■ HOW TO COMPLETE THIS TASK:
What is the number of lines below that contain the word "name"? Give only that number.

Records from a collection:
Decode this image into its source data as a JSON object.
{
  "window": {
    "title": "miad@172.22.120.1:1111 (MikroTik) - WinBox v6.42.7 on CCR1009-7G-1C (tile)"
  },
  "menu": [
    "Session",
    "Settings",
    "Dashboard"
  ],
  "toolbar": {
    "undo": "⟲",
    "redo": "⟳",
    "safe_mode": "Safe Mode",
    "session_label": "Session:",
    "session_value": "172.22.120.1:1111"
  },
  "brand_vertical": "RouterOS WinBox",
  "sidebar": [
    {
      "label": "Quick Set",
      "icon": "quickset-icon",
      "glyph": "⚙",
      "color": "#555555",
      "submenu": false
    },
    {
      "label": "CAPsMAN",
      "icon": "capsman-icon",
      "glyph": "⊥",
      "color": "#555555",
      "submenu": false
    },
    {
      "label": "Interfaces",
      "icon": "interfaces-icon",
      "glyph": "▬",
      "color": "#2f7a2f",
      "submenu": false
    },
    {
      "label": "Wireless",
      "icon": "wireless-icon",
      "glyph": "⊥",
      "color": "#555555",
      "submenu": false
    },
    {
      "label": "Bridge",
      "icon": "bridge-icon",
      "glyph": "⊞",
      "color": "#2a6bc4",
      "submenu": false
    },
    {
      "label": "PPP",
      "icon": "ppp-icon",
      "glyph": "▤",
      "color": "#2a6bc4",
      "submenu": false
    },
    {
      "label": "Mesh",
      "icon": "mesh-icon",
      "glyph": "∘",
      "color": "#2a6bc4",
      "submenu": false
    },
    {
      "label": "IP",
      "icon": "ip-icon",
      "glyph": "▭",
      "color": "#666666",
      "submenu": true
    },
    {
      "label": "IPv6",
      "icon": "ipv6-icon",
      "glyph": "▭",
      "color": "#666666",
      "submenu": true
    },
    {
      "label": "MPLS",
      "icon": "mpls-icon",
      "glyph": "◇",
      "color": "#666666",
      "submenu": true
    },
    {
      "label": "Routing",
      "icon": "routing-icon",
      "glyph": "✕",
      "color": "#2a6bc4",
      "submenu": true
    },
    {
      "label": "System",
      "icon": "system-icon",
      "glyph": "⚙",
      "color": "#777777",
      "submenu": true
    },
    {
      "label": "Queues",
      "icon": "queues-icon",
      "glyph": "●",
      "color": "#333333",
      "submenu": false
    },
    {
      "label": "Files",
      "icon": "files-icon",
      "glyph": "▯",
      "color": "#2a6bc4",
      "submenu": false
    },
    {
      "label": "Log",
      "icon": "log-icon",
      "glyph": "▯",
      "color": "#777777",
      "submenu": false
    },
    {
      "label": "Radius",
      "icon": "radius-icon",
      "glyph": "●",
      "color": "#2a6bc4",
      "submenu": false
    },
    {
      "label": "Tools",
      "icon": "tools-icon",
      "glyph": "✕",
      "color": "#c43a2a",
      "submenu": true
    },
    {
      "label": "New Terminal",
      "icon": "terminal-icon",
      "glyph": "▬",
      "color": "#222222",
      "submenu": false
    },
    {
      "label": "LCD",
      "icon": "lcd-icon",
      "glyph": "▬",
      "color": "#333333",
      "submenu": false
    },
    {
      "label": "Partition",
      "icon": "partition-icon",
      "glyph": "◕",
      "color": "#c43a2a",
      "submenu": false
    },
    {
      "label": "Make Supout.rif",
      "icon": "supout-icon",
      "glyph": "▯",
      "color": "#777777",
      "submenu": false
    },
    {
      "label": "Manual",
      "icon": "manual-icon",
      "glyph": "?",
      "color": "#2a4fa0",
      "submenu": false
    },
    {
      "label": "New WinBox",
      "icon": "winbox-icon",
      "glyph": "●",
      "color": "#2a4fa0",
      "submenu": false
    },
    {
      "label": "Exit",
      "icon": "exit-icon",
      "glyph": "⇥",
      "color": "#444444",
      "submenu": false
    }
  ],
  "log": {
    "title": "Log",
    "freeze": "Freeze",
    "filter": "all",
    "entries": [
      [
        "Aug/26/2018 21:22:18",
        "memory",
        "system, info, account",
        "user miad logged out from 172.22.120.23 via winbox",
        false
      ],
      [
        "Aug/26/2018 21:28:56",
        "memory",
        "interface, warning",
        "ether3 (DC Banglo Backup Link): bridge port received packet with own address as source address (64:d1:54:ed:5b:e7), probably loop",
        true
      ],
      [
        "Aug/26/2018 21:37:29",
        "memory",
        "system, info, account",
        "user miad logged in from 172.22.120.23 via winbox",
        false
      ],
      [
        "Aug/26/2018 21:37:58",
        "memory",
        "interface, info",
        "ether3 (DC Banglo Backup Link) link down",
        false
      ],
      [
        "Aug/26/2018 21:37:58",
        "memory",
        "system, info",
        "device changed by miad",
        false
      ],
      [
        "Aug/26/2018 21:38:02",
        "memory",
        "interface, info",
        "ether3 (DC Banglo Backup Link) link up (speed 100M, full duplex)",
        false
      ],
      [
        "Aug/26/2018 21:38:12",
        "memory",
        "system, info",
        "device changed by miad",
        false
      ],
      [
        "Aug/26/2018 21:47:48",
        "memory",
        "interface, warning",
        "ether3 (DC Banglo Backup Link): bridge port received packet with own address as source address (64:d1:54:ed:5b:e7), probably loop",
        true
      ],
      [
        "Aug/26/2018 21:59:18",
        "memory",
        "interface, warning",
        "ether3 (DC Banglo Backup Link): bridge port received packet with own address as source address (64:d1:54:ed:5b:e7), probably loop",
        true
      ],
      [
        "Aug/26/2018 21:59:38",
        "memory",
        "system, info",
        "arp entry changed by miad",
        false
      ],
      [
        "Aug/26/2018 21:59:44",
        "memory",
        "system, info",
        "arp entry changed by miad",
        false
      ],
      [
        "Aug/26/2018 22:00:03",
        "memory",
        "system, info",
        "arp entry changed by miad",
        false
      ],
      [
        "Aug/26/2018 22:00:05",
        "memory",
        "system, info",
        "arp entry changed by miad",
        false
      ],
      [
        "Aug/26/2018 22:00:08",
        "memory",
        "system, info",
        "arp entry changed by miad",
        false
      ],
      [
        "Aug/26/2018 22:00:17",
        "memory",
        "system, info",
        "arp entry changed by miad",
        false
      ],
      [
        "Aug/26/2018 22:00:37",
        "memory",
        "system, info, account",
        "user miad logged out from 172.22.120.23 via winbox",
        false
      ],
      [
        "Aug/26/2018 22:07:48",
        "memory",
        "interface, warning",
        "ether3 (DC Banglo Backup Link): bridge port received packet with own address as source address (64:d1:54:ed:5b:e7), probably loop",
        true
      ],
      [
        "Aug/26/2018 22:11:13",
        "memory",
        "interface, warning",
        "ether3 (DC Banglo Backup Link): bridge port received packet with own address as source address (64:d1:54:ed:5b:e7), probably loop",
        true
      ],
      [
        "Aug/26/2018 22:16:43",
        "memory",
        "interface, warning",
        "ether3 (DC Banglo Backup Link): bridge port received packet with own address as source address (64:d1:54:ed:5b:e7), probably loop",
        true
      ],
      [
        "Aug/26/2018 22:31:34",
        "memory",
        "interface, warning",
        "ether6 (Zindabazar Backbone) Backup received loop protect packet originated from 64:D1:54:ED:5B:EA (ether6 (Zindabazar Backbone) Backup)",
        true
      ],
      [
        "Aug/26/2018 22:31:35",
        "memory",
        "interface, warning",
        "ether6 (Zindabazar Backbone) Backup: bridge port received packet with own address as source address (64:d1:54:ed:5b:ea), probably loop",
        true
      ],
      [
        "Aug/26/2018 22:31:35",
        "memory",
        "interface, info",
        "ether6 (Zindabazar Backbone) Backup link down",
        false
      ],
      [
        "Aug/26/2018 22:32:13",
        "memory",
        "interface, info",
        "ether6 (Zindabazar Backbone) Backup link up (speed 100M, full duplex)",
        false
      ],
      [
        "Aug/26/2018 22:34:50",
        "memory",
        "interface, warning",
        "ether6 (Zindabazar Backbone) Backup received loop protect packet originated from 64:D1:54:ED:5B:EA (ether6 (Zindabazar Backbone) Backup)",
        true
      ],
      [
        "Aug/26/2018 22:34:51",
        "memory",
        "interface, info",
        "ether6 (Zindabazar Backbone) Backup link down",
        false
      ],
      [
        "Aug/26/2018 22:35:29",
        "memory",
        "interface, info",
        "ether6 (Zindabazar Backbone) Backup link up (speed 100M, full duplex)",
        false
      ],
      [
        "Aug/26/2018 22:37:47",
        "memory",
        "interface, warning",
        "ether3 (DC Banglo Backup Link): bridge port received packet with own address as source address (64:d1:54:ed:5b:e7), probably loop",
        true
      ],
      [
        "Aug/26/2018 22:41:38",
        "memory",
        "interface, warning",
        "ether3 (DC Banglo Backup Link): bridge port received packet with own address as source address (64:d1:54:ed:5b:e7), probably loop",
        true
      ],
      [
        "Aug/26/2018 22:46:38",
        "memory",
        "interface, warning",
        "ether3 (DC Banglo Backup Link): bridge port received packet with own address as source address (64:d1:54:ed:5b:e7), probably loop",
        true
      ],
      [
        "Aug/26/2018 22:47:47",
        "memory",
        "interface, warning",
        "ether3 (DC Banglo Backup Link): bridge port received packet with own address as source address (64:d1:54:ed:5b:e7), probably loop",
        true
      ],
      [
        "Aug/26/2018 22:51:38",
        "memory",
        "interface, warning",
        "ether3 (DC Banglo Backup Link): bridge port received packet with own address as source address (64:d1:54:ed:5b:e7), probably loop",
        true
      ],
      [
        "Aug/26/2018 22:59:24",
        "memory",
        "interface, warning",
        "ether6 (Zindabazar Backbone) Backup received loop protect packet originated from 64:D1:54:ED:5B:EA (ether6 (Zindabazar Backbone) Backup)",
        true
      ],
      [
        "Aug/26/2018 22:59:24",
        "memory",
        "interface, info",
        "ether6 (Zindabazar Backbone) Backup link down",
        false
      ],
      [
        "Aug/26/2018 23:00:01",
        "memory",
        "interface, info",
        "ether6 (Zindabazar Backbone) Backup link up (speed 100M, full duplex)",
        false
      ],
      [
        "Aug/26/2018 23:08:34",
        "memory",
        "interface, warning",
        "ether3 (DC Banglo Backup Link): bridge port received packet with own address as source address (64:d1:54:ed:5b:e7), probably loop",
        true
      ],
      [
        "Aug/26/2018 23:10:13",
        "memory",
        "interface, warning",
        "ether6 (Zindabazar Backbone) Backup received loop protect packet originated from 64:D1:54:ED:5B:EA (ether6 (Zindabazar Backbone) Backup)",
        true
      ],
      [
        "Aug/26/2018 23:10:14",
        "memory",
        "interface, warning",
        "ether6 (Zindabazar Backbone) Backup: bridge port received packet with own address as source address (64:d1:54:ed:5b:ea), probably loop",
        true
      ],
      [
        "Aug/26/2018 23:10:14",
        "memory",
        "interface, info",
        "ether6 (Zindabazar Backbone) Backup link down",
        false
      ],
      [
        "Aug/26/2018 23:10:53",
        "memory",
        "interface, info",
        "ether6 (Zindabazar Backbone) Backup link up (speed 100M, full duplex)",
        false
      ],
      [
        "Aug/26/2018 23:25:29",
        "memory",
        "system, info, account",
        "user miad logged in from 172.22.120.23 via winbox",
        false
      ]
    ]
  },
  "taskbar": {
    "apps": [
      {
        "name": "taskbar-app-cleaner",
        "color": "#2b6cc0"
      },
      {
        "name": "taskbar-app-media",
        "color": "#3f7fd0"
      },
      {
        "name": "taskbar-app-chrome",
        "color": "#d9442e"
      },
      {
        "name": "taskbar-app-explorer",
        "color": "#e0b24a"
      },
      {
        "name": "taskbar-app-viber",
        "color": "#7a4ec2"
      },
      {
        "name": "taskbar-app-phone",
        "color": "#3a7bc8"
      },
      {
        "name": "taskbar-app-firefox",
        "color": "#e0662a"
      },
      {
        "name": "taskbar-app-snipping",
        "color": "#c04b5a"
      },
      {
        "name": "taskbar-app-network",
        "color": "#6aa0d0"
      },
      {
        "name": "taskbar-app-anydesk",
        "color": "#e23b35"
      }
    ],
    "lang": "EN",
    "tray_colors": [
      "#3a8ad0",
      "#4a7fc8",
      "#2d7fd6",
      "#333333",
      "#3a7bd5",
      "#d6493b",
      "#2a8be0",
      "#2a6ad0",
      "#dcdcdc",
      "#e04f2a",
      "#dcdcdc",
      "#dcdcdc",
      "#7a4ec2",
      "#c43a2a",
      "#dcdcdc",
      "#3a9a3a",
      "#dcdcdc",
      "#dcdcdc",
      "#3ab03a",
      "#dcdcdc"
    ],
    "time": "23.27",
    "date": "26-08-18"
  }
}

■ SOLUTION TO THIS PROBLEM:
10